— Data records for software interfaces —

= = =

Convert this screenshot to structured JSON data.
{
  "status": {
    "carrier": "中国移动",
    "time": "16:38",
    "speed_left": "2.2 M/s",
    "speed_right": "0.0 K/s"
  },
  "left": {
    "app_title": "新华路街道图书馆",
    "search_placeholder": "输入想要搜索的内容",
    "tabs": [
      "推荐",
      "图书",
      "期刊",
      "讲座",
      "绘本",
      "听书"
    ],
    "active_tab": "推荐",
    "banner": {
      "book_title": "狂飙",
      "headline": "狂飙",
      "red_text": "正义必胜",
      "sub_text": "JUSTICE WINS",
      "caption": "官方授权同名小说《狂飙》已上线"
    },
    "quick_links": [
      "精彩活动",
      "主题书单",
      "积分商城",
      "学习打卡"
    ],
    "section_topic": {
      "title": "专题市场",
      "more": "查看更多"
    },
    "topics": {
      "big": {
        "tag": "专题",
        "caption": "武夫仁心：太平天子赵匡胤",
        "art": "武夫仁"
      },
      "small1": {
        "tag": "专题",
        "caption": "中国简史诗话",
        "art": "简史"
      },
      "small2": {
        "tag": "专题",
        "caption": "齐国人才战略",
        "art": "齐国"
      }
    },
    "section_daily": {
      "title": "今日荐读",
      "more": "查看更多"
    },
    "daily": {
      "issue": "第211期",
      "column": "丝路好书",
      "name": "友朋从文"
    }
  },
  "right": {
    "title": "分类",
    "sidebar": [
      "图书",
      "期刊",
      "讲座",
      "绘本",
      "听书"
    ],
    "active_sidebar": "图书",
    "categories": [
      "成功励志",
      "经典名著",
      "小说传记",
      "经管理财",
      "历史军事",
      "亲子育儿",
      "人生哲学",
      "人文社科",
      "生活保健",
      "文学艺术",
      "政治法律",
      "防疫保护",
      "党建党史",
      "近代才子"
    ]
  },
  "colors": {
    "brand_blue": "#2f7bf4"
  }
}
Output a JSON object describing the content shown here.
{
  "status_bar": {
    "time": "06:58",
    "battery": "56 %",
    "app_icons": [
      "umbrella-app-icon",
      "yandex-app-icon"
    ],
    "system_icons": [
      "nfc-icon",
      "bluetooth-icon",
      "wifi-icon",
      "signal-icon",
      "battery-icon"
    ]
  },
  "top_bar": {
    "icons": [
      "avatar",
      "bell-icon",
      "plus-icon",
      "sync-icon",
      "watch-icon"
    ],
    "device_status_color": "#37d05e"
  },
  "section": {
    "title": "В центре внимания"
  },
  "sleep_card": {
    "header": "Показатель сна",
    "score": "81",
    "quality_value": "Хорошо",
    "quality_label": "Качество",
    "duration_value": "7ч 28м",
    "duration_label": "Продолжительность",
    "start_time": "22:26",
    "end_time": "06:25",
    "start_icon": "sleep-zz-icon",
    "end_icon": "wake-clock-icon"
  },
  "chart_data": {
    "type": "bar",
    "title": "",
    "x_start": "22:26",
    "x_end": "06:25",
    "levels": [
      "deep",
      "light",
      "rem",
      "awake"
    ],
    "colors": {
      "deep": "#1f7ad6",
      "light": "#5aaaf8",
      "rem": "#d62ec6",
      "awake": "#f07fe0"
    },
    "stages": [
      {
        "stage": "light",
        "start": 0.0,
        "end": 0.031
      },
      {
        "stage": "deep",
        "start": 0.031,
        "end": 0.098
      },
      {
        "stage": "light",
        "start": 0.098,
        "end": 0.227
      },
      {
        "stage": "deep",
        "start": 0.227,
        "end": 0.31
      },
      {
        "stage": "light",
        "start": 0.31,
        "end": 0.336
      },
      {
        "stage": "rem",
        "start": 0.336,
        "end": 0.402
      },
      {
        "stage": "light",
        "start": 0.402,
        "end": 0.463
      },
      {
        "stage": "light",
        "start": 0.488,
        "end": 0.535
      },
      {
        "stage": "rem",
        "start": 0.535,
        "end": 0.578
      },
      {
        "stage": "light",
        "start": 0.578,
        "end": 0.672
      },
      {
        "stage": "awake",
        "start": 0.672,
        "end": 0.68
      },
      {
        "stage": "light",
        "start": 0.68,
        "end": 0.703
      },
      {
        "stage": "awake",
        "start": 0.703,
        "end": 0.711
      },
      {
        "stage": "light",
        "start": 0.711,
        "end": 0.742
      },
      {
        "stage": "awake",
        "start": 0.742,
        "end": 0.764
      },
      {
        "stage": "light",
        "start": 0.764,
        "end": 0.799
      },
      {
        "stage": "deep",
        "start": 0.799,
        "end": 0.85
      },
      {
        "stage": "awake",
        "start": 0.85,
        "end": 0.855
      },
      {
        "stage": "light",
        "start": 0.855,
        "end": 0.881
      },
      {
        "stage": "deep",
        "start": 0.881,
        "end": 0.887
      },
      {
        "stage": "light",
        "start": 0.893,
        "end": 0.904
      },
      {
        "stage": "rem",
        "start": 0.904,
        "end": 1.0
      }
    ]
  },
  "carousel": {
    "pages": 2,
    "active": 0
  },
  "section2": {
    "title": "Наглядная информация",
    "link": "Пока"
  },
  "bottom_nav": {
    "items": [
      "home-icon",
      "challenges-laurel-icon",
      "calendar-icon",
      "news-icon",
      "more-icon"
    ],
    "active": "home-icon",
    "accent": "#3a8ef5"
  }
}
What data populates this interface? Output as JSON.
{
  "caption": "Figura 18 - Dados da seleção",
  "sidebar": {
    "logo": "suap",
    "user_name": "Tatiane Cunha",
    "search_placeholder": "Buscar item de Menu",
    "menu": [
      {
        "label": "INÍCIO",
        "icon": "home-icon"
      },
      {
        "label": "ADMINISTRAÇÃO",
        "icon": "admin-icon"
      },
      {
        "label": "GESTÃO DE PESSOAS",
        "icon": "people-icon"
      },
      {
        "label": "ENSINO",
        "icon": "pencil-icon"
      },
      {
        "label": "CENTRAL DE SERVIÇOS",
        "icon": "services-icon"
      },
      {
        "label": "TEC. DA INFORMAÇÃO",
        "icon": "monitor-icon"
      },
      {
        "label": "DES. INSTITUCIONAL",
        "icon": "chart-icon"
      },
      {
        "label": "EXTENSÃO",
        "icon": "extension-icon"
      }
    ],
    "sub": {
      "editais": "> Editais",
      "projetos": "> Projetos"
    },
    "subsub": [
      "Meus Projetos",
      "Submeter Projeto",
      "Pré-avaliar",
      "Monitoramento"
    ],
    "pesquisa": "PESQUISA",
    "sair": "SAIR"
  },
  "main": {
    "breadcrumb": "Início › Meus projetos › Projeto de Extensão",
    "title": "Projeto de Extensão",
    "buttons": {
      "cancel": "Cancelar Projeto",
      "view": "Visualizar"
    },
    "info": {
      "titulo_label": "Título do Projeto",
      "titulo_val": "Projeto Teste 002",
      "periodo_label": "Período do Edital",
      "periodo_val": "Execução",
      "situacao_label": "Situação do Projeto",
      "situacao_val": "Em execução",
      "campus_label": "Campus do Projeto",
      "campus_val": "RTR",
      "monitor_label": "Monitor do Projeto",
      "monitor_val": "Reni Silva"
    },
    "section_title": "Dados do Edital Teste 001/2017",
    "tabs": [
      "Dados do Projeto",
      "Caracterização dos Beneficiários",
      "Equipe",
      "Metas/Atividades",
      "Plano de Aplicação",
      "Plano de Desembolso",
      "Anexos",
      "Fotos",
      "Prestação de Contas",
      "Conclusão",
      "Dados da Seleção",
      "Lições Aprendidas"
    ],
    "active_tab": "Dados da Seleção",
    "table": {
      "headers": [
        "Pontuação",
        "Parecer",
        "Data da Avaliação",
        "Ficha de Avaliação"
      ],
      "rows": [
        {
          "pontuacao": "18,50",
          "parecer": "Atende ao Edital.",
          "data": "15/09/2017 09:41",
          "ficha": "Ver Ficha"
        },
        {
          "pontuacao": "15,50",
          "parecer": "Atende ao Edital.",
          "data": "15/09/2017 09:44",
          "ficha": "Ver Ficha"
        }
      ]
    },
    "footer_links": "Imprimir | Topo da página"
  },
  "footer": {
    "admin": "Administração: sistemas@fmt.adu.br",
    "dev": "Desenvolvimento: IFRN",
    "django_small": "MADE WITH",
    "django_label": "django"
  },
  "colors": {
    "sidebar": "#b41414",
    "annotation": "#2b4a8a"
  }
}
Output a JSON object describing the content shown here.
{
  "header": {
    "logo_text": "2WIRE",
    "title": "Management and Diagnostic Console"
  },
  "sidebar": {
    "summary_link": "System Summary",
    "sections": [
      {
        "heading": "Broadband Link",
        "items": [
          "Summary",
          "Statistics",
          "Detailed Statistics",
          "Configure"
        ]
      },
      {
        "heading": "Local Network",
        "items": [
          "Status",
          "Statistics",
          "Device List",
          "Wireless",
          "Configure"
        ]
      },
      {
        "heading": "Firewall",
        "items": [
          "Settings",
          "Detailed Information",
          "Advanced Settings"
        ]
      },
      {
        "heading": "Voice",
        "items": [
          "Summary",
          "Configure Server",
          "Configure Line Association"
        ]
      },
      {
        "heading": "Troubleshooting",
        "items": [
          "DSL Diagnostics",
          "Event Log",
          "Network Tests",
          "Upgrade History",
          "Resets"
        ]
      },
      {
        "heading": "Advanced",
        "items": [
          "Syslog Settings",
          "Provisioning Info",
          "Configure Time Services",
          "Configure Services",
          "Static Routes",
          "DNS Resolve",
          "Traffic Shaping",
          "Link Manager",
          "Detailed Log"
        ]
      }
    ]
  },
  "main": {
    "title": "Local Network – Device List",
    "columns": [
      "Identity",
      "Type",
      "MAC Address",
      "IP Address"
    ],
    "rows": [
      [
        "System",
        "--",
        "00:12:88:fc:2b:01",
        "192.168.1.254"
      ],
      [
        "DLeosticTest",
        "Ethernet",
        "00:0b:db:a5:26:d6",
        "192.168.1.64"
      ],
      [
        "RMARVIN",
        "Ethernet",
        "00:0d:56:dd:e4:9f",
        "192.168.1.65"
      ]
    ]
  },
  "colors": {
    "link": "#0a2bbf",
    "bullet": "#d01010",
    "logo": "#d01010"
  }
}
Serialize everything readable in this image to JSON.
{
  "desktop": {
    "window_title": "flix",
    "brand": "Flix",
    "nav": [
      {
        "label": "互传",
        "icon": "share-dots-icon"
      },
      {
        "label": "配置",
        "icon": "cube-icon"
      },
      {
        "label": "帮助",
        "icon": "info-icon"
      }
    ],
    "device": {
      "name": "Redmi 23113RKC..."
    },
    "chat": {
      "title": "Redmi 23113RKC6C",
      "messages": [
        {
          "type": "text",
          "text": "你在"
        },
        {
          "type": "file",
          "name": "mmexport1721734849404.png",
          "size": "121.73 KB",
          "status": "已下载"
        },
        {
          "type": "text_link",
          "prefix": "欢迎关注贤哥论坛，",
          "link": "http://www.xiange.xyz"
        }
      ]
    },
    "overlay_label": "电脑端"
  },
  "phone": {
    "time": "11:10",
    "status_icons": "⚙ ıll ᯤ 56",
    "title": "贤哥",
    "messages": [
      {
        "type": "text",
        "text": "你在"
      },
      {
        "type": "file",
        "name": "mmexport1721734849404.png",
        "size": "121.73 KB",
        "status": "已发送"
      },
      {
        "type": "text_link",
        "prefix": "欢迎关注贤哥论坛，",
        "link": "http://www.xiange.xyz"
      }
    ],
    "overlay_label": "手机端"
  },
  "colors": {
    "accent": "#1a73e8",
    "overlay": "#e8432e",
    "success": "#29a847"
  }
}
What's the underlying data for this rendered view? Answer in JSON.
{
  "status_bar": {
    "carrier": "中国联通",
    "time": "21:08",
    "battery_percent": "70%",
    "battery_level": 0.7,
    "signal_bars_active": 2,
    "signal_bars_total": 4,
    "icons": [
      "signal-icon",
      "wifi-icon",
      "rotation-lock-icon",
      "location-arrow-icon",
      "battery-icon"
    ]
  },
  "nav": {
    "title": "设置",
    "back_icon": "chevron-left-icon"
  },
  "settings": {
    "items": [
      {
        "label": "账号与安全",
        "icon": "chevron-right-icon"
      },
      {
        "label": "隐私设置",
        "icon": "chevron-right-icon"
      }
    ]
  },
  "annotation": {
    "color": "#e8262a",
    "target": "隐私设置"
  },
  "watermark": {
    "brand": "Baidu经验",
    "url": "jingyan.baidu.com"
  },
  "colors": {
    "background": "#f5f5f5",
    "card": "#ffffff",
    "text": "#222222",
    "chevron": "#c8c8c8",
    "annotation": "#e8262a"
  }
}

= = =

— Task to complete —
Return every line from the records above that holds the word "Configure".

— Reply to the task —
          "Configure"
          "Configure"
          "Configure Server",
          "Configure Line Association"
          "Configure Time Services",
          "Configure Services",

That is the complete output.